“They’re just not going to have the dynamic, flexible skills that employers are looking for,” said Edward Sayre, an associate professor in the department of political science, international development and international affairs at the University of Southern Mississippi in Hattiesburg.

One of Abdullah’s projects was modernizing the education system. In 2007, he launched the King Abdullah Project for the Development of Public Education, run through a company called Tatweer, which dispensed about $3 billion to improve the quality of education. He allocated money to beef up extracurricular activities, train teachers and develop curriculum. The Tatweer reform program was designed to change the way students learn – instead of just memorizing facts, students were encouraged to solve problem.

In 2009, he founded the King Abdullah University for Science and Technology with a $10 billion endowment, and the 2015 Saudi budget increased spending on education by 3 percent. Of the roughly $58 billion the country allocated toward education, about $108 million will go toward general school rehabilitation projects, and $3 billion will go toward higher education, according to the U.S.-Saudi Arabian Business Council.

But in order to be successful, Salman will also have to address foreigners’ domination of the workforce, Sayre said. Saudi Arabia plays host to about 9 million expatriates, Bloomberg reported in 2013.

The kingdom's ministries have tried to remedy this through Saudization, a national movement to employ citizens over foreigners. Action has mostly come in the form of small regulations, like requiring businesses to meet quotas of Saudi workers. The government has started enforcing the rules only in the past few months, Sayre said.

Salman probably will extend Abdullah’s policies in the name of continuity. Enacting change while not spooking his more conservative subjects is the “legacy and quandary” handed to him, said Peter Mandaville, a professor at George Mason University’s School of Policy, Government and International Affairs in Washington, D.C.

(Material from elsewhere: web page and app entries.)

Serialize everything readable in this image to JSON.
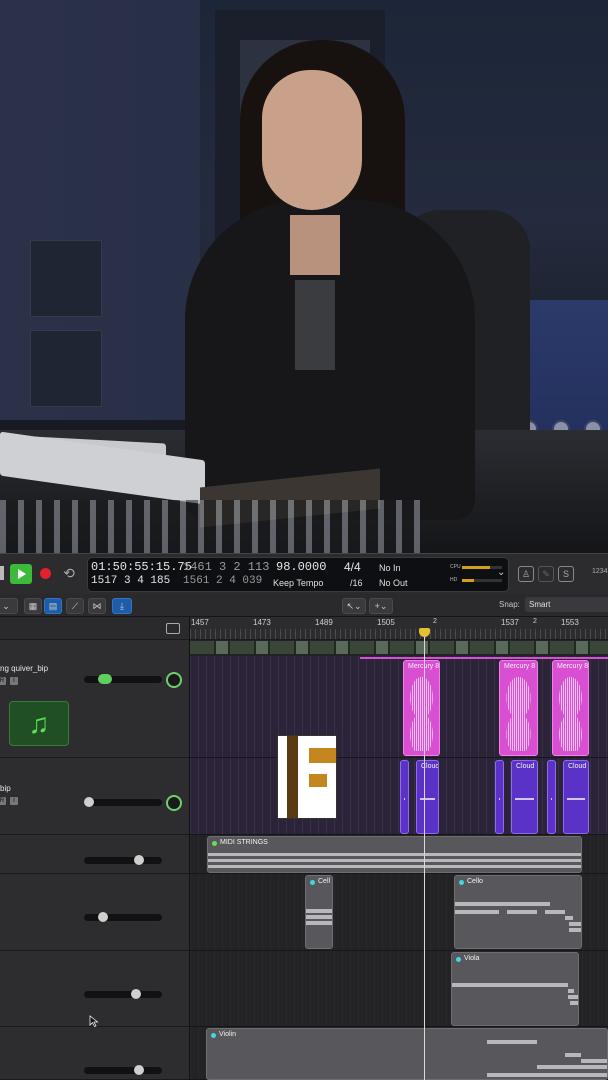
{
  "transport": {
    "timecode": "01:50:55:15.75",
    "bars_main": "1461  3  2  113",
    "bars_sub": "1517  3  4  185",
    "bars_sub2": "1561  2  4  039",
    "tempo": "98.0000",
    "tempo_mode": "Keep Tempo",
    "signature": "4/4",
    "division": "/16",
    "in_label": "No In",
    "out_label": "No Out",
    "cpu_label": "CPU",
    "hd_label": "HD",
    "cpu_level": 0.7,
    "hd_level": 0.3,
    "right_counter": "1234"
  },
  "toolbar2": {
    "snap_label": "Snap:",
    "snap_value": "Smart"
  },
  "ruler": {
    "marks": [
      "1457",
      "1473",
      "1489",
      "1505",
      "1537",
      "1553"
    ],
    "small_marks": [
      "2",
      "2"
    ]
  },
  "tracks": [
    {
      "name": "ng quiver_bip",
      "btn_r": "R",
      "btn_i": "I"
    },
    {
      "name": "bip",
      "btn_r": "R",
      "btn_i": "I"
    },
    {
      "name": ""
    },
    {
      "name": ""
    },
    {
      "name": ""
    },
    {
      "name": ""
    }
  ],
  "regions": {
    "audio_label": "Mercury 8",
    "cloud_label": "Cloud",
    "strings_label": "MIDI STRINGS",
    "cell_label": "Cell",
    "cello_label": "Cello",
    "viola_label": "Viola",
    "violin_label": "Violin"
  },
  "colors": {
    "audio_region": "#d94fd2",
    "cloud_region": "#5a32c8",
    "midi_region": "#58585c",
    "play": "#3bba3b",
    "record": "#e2222b",
    "playhead": "#e5c032"
  },
  "icons": {
    "instrument": "music-note-icon",
    "logo": "if-logo"
  }
}
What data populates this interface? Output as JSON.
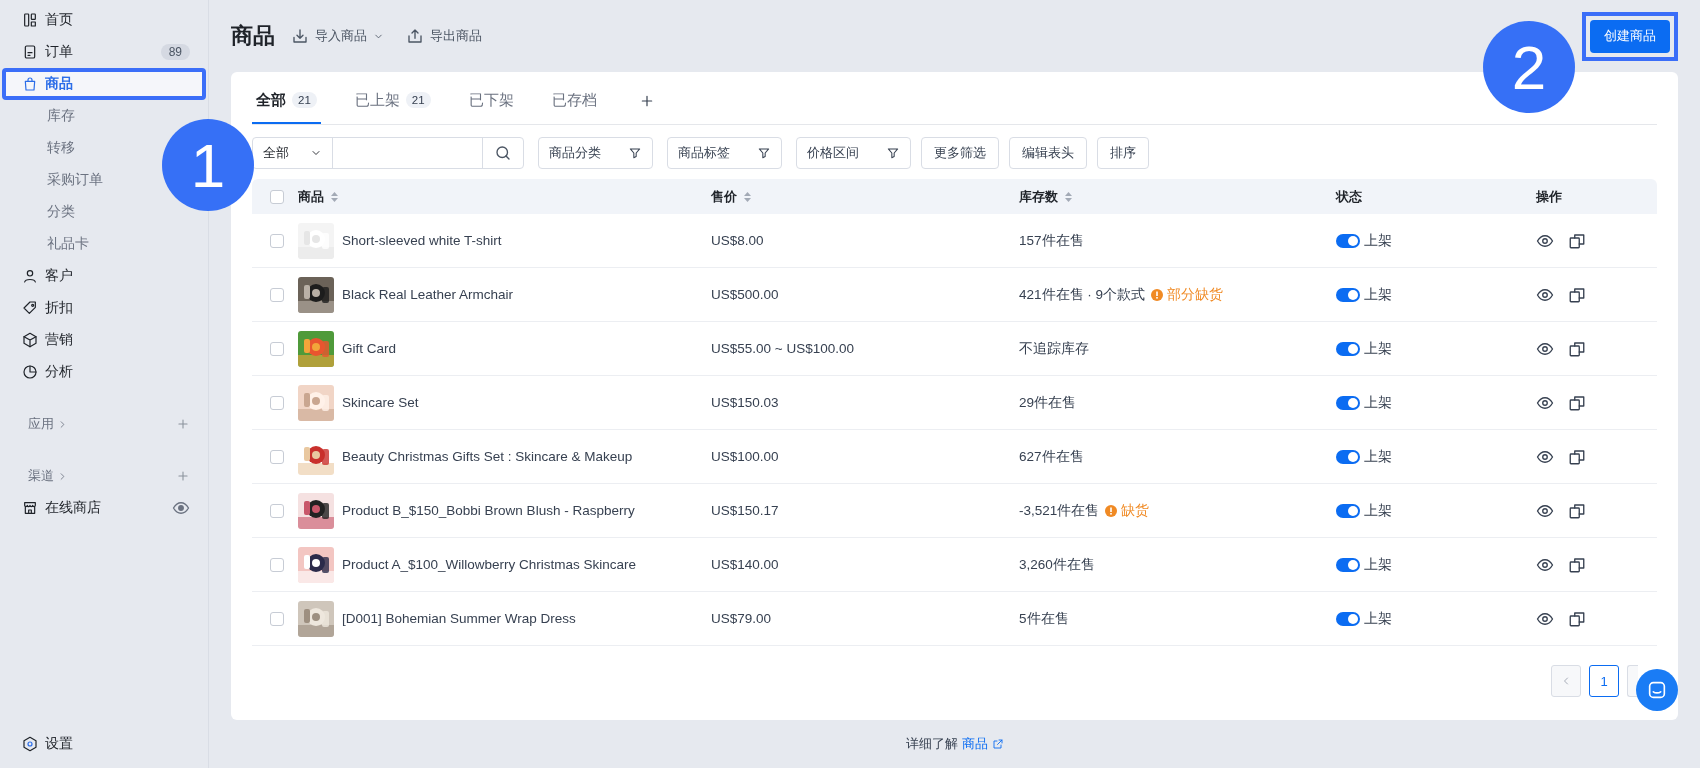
{
  "sidebar": {
    "items": [
      {
        "label": "首页",
        "selected": false,
        "highlighted": false
      },
      {
        "label": "订单",
        "badge": "89",
        "selected": false,
        "highlighted": false
      },
      {
        "label": "商品",
        "selected": true,
        "highlighted": true,
        "children": [
          {
            "label": "库存",
            "selected": false
          },
          {
            "label": "转移",
            "selected": false
          },
          {
            "label": "采购订单",
            "selected": false
          },
          {
            "label": "分类",
            "selected": false
          },
          {
            "label": "礼品卡",
            "selected": false
          }
        ]
      },
      {
        "label": "客户",
        "selected": false,
        "highlighted": false
      },
      {
        "label": "折扣",
        "selected": false,
        "highlighted": false
      },
      {
        "label": "营销",
        "selected": false,
        "highlighted": false
      },
      {
        "label": "分析",
        "selected": false,
        "highlighted": false
      }
    ],
    "sections": [
      {
        "label": "应用"
      },
      {
        "label": "渠道",
        "children": [
          {
            "label": "在线商店"
          }
        ]
      }
    ],
    "settings": "设置"
  },
  "header": {
    "title": "商品",
    "actions": [
      {
        "label": "导入商品",
        "dropdown": true
      },
      {
        "label": "导出商品",
        "dropdown": false
      }
    ],
    "primary_button": {
      "label": "创建商品",
      "highlighted": true
    }
  },
  "tabs": [
    {
      "label": "全部",
      "count": "21",
      "selected": true
    },
    {
      "label": "已上架",
      "count": "21",
      "selected": false
    },
    {
      "label": "已下架",
      "selected": false
    },
    {
      "label": "已存档",
      "selected": false
    }
  ],
  "filters": {
    "scope": "全部",
    "selects": [
      "商品分类",
      "商品标签",
      "价格区间"
    ],
    "buttons": [
      "更多筛选",
      "编辑表头",
      "排序"
    ]
  },
  "table": {
    "select_all_checked": false,
    "columns": [
      {
        "label": "商品",
        "sortable": true
      },
      {
        "label": "售价",
        "sortable": true
      },
      {
        "label": "库存数",
        "sortable": true
      },
      {
        "label": "状态",
        "sortable": false
      },
      {
        "label": "操作",
        "sortable": false
      }
    ],
    "rows": [
      {
        "checked": false,
        "name": "Short-sleeved white T-shirt",
        "price": "US$8.00",
        "stock": "157件在售",
        "listed": true,
        "status": "上架"
      },
      {
        "checked": false,
        "name": "Black Real Leather Armchair",
        "price": "US$500.00",
        "stock": "421件在售 · 9个款式",
        "warning": "部分缺货",
        "listed": true,
        "status": "上架"
      },
      {
        "checked": false,
        "name": "Gift Card",
        "price": "US$55.00 ~ US$100.00",
        "stock": "不追踪库存",
        "listed": true,
        "status": "上架"
      },
      {
        "checked": false,
        "name": "Skincare Set",
        "price": "US$150.03",
        "stock": "29件在售",
        "listed": true,
        "status": "上架"
      },
      {
        "checked": false,
        "name": "Beauty Christmas Gifts Set : Skincare & Makeup",
        "price": "US$100.00",
        "stock": "627件在售",
        "listed": true,
        "status": "上架"
      },
      {
        "checked": false,
        "name": "Product B_$150_Bobbi Brown Blush - Raspberry",
        "price": "US$150.17",
        "stock": "-3,521件在售",
        "warning": "缺货",
        "listed": true,
        "status": "上架"
      },
      {
        "checked": false,
        "name": "Product A_$100_Willowberry Christmas Skincare",
        "price": "US$140.00",
        "stock": "3,260件在售",
        "listed": true,
        "status": "上架"
      },
      {
        "checked": false,
        "name": "[D001] Bohemian Summer Wrap Dress",
        "price": "US$79.00",
        "stock": "5件在售",
        "listed": true,
        "status": "上架"
      }
    ]
  },
  "pagination": {
    "pages": [
      {
        "label": "1",
        "selected": true
      }
    ]
  },
  "footer": {
    "text": "详细了解",
    "link": "商品"
  },
  "annotations": [
    {
      "label": "1"
    },
    {
      "label": "2"
    }
  ]
}
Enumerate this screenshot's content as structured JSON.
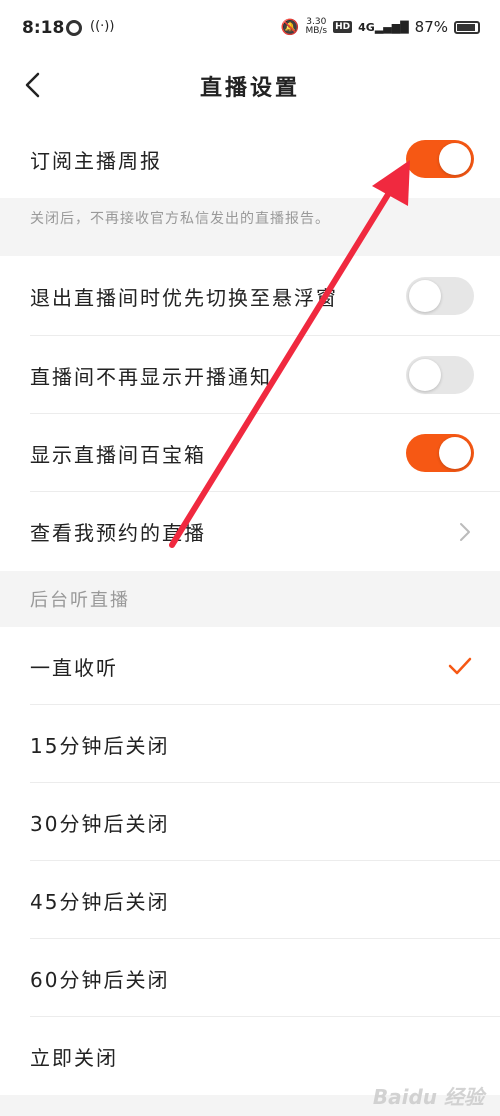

But even if Salman keeps up Abdullah's education reform, more needs to happen to solve Saudi Arabia's youth problem, Mandaville said. “It’s not just a technical problem of better education or more education,” he said. Young Saudis are becoming increasingly exposed to the world through social media, and they want Salman to hear their concerns. “They want to have a say, but the basic premise of that society is based on the idea that they’re not supposed to be too heavily involved or ask too many questions,” Mandaville said.

Millions of young people in the Middle East expressed discontent with their countries' governments during the Arab Spring revolutions starting in 2010. Places such as Egypt, Jordan, Kuwait and Israel saw protests against and often violent responses from political leaders. The strength of the movement was attributed largely to young people's use of social media.

Saudi youth generally support their government, though there have been hints of unrest. Most recently, people have protested the sentencing to public flogging of blogger Raif Badawi for writing posts about religion and politics in Saudi Arabia. Another group has posted YouTube videos calling for political change, Al-Monitor reported.

Traditional Islam remains central to young Saudis’ lives – 97 percent of respondents said so, according to the Boston Consulting Group. But they're also worried about issues like the cost of living, the shortage of affordable housing and crime. Because of this -- and the Arab Spring protests -- the government is becoming increasingly aware that it must pay attention to young people. In that sense, Mandaville said, “it’s not so much a question of whether, it’s a question of when and how” things will change in Saudi Arabia, he said.